- Author: medicaresearchinstitute.org by Dr. Glenn Flores
Latinos are the largest racial and ethnic group in the United States, and they comprise two-thirds of Americans with limited English proficiency (LEP). Language and Latino subgroup data are critical for public health and social justice, but are not routinely collected.
Dr. Glenn Flores, Distinguished Chair of Health Policy Research at the Medica Research Institute, addresses these issues in the Journal of Healthcare, Science, and the Humanities in the article, "Getting the Data Right for Latinos: Appropriate Language and Subgroup Data are Critical for Public Health and Social Justice."
In the piece, Dr. Flores examines:
- LEP prevalence among U.S. Latinos
- How language...
- Author: Foxnews.com
Latino patients with limited English skills may be less likely to take prescribed diabetes medications than other diabetics in the U.S. even when they see Spanish-speaking doctors, a recent study suggests.
When researchers studied 31,000 patients with diabetes who received insurance and healthcare through Kaiser Permanente in Northern California, they found that about 60 percent of Spanish-speaking Latino patients skipped filling prescriptions at least 20 percent of the time in the two years after they were told they needed the drugs to help control the disease.
That rate was only about 52 percent among English-speaking Latino patients and 38 percent among white patients.
"Latino patients with diabetes, even when...
- Posted By: Myriam Grajales-Hall
- Written by: The Joint Center for Political and Economic Studies, Families USA
A new report, Medicaid: A Lifeline for Blacks and Latinos, shows how the state and federally funded health insurance program for low- income people, has historically played a critical role for people of color, providing coverage for millions of blacks and Latinos of all ages.

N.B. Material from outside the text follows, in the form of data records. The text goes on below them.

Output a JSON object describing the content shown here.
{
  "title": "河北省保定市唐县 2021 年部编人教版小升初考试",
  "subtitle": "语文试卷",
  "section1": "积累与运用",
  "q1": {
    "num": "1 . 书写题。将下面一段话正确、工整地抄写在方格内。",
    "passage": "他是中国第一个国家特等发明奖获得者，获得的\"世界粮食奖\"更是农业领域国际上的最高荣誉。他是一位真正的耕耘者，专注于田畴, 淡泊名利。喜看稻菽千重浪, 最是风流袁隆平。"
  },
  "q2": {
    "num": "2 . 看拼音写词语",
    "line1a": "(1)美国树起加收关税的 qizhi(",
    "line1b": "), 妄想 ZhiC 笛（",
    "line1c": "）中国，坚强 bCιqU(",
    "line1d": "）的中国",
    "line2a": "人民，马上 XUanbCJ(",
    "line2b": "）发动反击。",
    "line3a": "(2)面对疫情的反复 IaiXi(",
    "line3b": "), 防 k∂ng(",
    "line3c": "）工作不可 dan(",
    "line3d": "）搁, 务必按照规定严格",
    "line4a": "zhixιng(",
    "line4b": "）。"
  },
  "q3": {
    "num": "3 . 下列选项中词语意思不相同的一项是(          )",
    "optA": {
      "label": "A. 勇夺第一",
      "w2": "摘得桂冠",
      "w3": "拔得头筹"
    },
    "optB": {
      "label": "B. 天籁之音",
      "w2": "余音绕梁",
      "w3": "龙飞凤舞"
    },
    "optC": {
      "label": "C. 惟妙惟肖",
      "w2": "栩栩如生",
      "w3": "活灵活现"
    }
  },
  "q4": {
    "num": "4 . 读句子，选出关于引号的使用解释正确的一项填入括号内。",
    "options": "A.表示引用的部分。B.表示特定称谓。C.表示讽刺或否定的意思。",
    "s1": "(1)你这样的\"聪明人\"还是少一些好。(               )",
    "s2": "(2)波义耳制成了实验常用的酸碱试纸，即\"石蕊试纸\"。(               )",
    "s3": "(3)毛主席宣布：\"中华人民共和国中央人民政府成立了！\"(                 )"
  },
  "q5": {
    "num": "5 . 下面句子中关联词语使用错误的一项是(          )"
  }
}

While Medicaid covers many more white people, because blacks and Latinos tend to have lower incomes than whites,3 they are more than twice as likely to rely on Medicaid for health coverage. In both black and Latino communities, a little more than one in four people relies on Medicaid for their health care;.